He replied, no, because he believed that in this time and day, people should be actively looking for answers to solve their problems, whether it be through the forum or playing with the features. It would teach individuals how to use the Internet and Dropbox instead of waiting around, waiting to be fed answers.

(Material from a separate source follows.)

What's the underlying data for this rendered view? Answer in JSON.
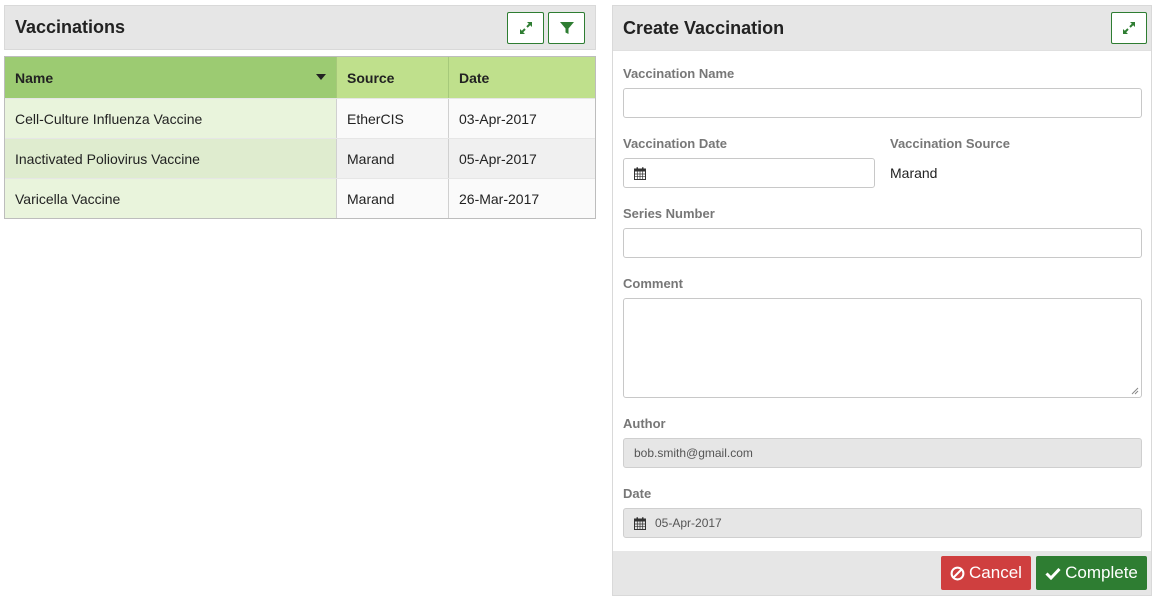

This reminded me of Steinert and Pilgram's argument that "the focus should be on 'participation'" (Wessels, 106). Through Dropbox's idea that forcing Dropboxers to actively seek and post answers by not having a telephone help support line, they will not only learn how to use the Internet, but in Wessels' terms, their capacity to "generate knowledge that enables people to engage in social and economic life" grows (Wessels 114). By being able to generate participation, Dropboxers are able to "develop forms of communication from a range of sources and to be innovative in developing forms of communication and networking" (Ibid). All in all, by having a public forum in which Dropbox users can have access to and those who contribute can sign up easily using their email address, inclusion is fostered because the Internet is shaped to "meet the needs and potential of local people to enable them to participate in the richness of social life... in a genuine and vibrant civil society" (Wessels, 121).